2. Hiking/snowshoeing- Winter hiking is much more fun than the summer. Not only do you not have the black flies, but there are also fewer people around, not to mention that hiking in the winter is much easier on the body since the snow pack is soft (not hard, like the rocks you typically hike on in the summer). Winter hiking is an aerobic endurance workout, but also an anaerobic endurance workout, especially if you are carrying a pack going up steep terrain. I will often intentionally load up a heavy pack, find a steep mountain (typically in the White of New Hampshire) and feel my hear rate go up and my glutes burn up as I take steps up the peak. While you can choose to go hiking up a mountain, you don’t necessarily need to be gaining vertical height in order to go hiking in the winter. There is great hiking in many cities, mainly in parks. In fact, my wife (in the photo) and I went out for a snowshoe today in Great Brook State Park, which is right outside of Boston. We got a great workout on relatively flat terrain.

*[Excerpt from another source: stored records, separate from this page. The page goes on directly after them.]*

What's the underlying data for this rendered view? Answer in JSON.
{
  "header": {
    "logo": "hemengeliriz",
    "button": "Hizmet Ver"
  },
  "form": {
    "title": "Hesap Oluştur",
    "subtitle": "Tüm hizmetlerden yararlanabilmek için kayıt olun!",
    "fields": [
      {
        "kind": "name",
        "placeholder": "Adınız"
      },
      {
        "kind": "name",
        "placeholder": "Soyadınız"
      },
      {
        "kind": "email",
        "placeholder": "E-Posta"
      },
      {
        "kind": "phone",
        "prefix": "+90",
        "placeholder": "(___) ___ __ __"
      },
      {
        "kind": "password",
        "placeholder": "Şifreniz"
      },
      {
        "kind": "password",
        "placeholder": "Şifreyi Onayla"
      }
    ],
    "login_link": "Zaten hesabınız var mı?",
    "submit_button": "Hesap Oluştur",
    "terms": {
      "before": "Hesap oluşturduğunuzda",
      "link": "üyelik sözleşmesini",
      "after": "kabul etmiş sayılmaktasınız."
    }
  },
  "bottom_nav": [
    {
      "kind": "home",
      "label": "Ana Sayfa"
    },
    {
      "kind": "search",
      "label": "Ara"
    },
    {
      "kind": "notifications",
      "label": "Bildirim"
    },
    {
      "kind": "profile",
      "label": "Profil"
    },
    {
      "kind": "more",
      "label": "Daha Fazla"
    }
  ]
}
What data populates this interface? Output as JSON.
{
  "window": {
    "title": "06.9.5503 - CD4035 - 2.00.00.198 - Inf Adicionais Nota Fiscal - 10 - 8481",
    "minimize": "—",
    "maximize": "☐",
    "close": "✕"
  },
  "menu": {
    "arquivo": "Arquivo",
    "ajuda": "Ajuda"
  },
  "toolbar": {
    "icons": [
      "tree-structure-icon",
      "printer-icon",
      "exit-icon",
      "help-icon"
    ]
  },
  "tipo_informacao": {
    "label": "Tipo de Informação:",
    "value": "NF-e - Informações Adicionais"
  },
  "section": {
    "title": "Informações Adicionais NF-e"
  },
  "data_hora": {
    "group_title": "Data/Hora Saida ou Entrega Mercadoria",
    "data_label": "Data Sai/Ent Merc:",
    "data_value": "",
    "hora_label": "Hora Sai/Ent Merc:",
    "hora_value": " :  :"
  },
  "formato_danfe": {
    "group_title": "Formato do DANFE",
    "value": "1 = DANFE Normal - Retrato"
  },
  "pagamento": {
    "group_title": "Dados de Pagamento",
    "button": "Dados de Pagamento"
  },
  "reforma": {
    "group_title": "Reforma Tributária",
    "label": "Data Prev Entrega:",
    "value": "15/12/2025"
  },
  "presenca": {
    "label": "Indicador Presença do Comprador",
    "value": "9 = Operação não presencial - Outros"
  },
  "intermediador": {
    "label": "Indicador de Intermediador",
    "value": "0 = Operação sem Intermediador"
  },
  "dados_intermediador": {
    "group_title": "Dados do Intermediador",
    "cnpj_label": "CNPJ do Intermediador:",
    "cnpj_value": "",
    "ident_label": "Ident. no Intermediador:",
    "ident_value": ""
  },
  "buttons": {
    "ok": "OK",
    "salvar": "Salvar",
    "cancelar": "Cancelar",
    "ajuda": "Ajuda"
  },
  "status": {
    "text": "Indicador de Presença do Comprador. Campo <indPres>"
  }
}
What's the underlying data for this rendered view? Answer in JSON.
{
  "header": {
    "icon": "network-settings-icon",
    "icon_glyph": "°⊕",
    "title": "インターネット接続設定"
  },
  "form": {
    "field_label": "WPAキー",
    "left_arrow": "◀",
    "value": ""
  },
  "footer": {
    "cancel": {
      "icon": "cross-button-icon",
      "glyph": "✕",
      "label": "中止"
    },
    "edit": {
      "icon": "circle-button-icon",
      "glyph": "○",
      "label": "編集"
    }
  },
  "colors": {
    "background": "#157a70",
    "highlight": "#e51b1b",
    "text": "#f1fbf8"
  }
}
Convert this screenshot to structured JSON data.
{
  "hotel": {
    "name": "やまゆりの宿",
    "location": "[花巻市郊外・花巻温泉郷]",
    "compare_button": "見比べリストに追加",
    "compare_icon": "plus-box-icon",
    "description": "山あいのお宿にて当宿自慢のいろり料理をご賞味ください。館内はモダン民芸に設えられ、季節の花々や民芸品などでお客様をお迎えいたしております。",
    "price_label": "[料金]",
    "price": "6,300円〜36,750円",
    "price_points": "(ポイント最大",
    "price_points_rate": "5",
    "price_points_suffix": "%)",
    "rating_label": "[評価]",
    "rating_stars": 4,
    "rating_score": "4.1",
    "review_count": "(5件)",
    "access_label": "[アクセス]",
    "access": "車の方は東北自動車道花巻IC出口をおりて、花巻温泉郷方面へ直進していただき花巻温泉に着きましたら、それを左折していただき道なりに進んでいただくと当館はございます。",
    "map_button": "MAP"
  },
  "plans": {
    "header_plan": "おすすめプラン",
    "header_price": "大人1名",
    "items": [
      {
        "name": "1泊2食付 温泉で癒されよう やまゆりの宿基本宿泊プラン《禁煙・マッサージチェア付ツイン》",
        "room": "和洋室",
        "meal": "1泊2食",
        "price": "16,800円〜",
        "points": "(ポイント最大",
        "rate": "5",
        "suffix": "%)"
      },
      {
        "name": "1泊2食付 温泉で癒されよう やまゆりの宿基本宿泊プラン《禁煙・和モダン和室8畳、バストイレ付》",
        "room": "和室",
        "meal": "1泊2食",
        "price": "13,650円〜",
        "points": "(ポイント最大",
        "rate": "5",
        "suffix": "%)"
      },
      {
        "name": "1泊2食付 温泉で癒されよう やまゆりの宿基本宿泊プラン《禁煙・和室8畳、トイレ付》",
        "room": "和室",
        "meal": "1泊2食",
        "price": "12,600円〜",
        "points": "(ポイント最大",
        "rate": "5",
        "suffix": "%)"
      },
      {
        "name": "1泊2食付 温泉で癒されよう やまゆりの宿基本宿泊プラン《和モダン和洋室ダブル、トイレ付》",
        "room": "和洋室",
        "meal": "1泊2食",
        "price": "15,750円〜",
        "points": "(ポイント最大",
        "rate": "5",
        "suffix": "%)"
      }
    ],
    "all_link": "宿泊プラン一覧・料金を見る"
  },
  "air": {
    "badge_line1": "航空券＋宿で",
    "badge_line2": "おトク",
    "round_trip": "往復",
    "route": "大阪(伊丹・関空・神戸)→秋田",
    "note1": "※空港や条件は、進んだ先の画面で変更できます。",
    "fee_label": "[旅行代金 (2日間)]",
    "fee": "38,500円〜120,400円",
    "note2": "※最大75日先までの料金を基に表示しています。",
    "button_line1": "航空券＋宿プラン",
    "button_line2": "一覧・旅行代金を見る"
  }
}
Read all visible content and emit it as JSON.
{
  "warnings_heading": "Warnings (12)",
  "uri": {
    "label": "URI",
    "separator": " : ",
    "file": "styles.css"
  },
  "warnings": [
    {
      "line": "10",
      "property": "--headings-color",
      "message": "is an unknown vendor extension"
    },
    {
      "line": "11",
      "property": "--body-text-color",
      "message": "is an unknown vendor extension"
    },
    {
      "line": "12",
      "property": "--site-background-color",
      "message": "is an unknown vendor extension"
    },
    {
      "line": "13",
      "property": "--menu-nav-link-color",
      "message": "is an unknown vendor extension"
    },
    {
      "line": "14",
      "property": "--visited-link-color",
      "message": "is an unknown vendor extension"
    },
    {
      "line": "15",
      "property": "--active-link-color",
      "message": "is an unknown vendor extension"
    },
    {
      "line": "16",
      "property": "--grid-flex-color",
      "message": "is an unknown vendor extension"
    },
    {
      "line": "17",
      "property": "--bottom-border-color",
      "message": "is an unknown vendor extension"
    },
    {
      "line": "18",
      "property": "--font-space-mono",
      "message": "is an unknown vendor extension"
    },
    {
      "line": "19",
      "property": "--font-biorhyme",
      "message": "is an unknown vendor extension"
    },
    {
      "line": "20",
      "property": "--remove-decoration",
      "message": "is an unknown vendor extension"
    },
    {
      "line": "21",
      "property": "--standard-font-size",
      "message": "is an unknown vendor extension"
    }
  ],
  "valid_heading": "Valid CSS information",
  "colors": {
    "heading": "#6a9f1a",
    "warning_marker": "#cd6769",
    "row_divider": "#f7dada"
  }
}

Leslie snowshoeing-- great winter workout for endurance atheletes
Leslie snowshoeing– great winter workout for endurance atheletes

3. Backcountry skiing- One of the best (and most fun) winter activities is backcountry skiing (skiing at a resort is okay if you conditions in the backcountry aren’t good). Backcountry skiing develops your aerobic endurance (since most of the time you need to skin up what you’re going to ski down), as well as your strength and balance on the run down (particularly in the backcountry where there are more obstacles you need to manuever around). Living in New England, it’s a bit tough to find great backcountry ski conditions, and when you do, it’s a limited window, so I don’t go as much as I’d like. However, when I do, it’s always a fantastic adventure, and one where I come back exhausted and exhilirated.

4. Ice climbing- “What?!”, you say, “ice climbing?!”. Yes, ice climbing. And, no, it’s not as dangerous as you think. Of course, you need to understand the basics of climbing and how to safely climb. Once you have mastered that, ice climbing is a fantastic aerobic endurance (yes, aerobic), as well as anaerobic endurance workout. Ice climbing develops core strength and balance, as well as forces you to sharpen your mental skills and stamina (many claim that ice climbing is 80% mental). In the winter, I try to ice climb once a week, not only because it’s a great workout, but also it gets you outdoors and to places you wouldn’t otherwise see (such as the ice-filled ravines of Mount Washington, NH).

Climbing at Echo Crag, NH- great aerobic (yes, aerobic) workout

Climbing at Echo Crag, NH- great aerobic (yes, aerobic) workout

I’ve listed just a few activities you can do in the winter– there are certainly many others. What winter outdoor activities do you like?